Data extracted from a collection:
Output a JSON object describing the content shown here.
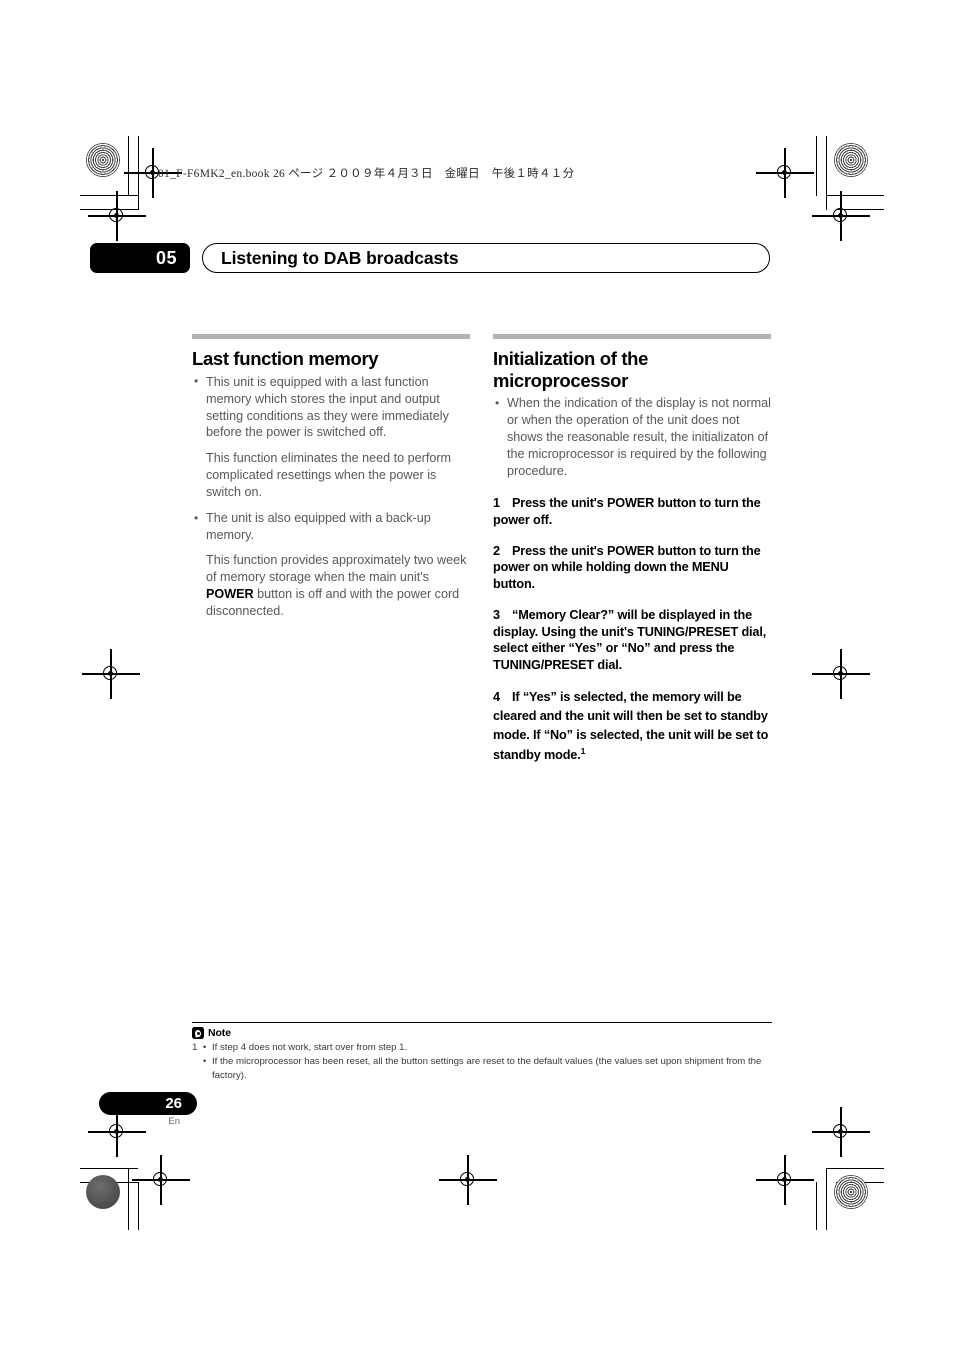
{
  "file_header": "01_F-F6MK2_en.book  26 ページ  ２００９年４月３日　金曜日　午後１時４１分",
  "chapter": {
    "number": "05",
    "title": "Listening to DAB broadcasts"
  },
  "left_column": {
    "heading": "Last function memory",
    "bullet1": "This unit is equipped with a last function memory which stores the input and output setting conditions as they were immediately before the power is switched off.",
    "bullet1_cont": "This function eliminates the need to perform complicated resettings when the power is switch on.",
    "bullet2": "The unit is also equipped with a back-up memory.",
    "bullet2_cont_a": "This function provides approximately two week of memory storage when the main unit's ",
    "bullet2_keyword": "POWER",
    "bullet2_cont_b": " button is off and with the power cord disconnected."
  },
  "right_column": {
    "heading_line1": "Initialization of the",
    "heading_line2": "microprocessor",
    "bullet1": "When the indication of the display is not normal or when the operation of the unit does not shows the reasonable result, the initializaton of the microprocessor is required by the following procedure.",
    "steps": [
      {
        "num": "1",
        "text": "Press the unit's POWER button to turn the power off."
      },
      {
        "num": "2",
        "text": "Press the unit's POWER button to turn the power on while holding down the MENU button."
      },
      {
        "num": "3",
        "text": "“Memory Clear?” will be displayed in the display. Using the unit's TUNING/PRESET dial, select either “Yes” or “No” and press the TUNING/PRESET dial."
      },
      {
        "num": "4",
        "text": "If “Yes” is selected, the memory will be cleared and the unit will then be set to standby mode. If “No” is selected, the unit will be set to standby mode.",
        "footnote_ref": "1"
      }
    ]
  },
  "note": {
    "label": "Note",
    "items": [
      {
        "marker": "1",
        "bullet": "•",
        "text": "If step 4 does not work, start over from step 1."
      },
      {
        "marker": "",
        "bullet": "•",
        "text": "If the microprocessor has been reset, all the button settings are reset to the default values (the values set upon shipment from the factory)."
      }
    ]
  },
  "footer": {
    "page_number": "26",
    "language": "En"
  },
  "colors": {
    "body_text": "#58585a",
    "rule": "#b3b3b3",
    "accent": "#000000"
  }
}
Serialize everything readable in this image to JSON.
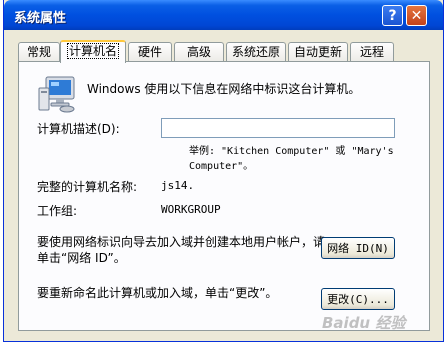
{
  "window": {
    "title": "系统属性",
    "help_glyph": "?",
    "close_glyph": "✕"
  },
  "tabs": [
    {
      "label": "常规",
      "active": false
    },
    {
      "label": "计算机名",
      "active": true
    },
    {
      "label": "硬件",
      "active": false
    },
    {
      "label": "高级",
      "active": false
    },
    {
      "label": "系统还原",
      "active": false
    },
    {
      "label": "自动更新",
      "active": false
    },
    {
      "label": "远程",
      "active": false
    }
  ],
  "panel": {
    "intro": "Windows 使用以下信息在网络中标识这台计算机。",
    "icon": "computer-icon",
    "description_label": "计算机描述(D):",
    "description_value": "",
    "example": "举例: \"Kitchen Computer\" 或 \"Mary's Computer\"。",
    "full_name_label": "完整的计算机名称:",
    "full_name_value": "js14.",
    "workgroup_label": "工作组:",
    "workgroup_value": "WORKGROUP",
    "network_id_text": "要使用网络标识向导去加入域并创建本地用户帐户，请单击“网络 ID”。",
    "network_id_button": "网络 ID(N)",
    "rename_text": "要重新命名此计算机或加入域，单击“更改”。",
    "change_button": "更改(C)..."
  },
  "watermark": "Baidu 经验",
  "colors": {
    "titlebar": "#0050e0",
    "dialog_bg": "#ece9d8",
    "panel_bg": "#fcfcfe",
    "active_tab_accent": "#ffc83c"
  }
}
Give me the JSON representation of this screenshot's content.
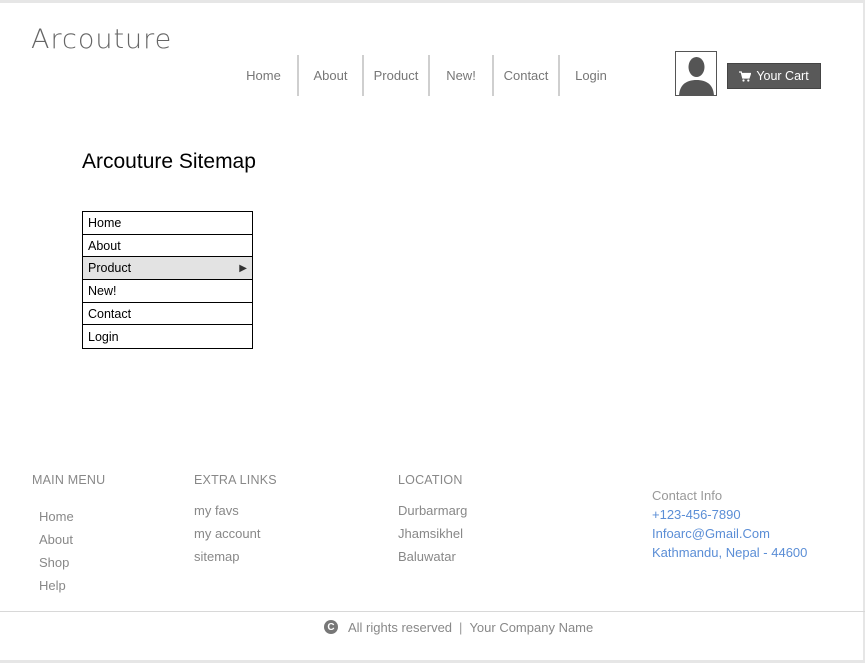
{
  "brand": {
    "logo": "Arcouture"
  },
  "nav": {
    "items": [
      {
        "label": "Home"
      },
      {
        "label": "About"
      },
      {
        "label": "Product"
      },
      {
        "label": "New!"
      },
      {
        "label": "Contact"
      },
      {
        "label": "Login"
      }
    ]
  },
  "header": {
    "cart_label": "Your Cart",
    "avatar_icon": "user-silhouette-icon",
    "cart_icon": "shopping-cart-icon"
  },
  "main": {
    "title": "Arcouture Sitemap",
    "sitemap": [
      {
        "label": "Home"
      },
      {
        "label": "About"
      },
      {
        "label": "Product",
        "has_submenu": true,
        "arrow": "▶"
      },
      {
        "label": "New!"
      },
      {
        "label": "Contact"
      },
      {
        "label": "Login"
      }
    ]
  },
  "footer": {
    "main_menu": {
      "heading": "MAIN MENU",
      "links": [
        "Home",
        "About",
        "Shop",
        "Help"
      ]
    },
    "extra_links": {
      "heading": "EXTRA LINKS",
      "links": [
        "my favs",
        "my account",
        "sitemap"
      ]
    },
    "location": {
      "heading": "LOCATION",
      "links": [
        "Durbarmarg",
        "Jhamsikhel",
        "Baluwatar"
      ]
    },
    "contact": {
      "heading": "Contact Info",
      "phone": "+123-456-7890",
      "email": "Infoarc@Gmail.Com",
      "address": "Kathmandu, Nepal - 44600"
    },
    "copyright": {
      "icon": "copyright-icon",
      "glyph": "C",
      "text": "All rights reserved",
      "separator": "|",
      "company": "Your Company Name"
    }
  },
  "colors": {
    "cart_bg": "#595959",
    "link_blue": "#5b8ed6",
    "active_row": "#e3e3e3"
  }
}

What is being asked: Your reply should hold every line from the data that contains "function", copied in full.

Your solution:
    "heading": "Last function memory",
    "bullet1": "This unit is equipped with a last function memory which stores the input and output setting conditions as they were immediately before the power is switched off.",
    "bullet1_cont": "This function eliminates the need to perform complicated resettings when the power is switch on.",
    "bullet2_cont_a": "This function provides approximately two week of memory storage when the main unit's ",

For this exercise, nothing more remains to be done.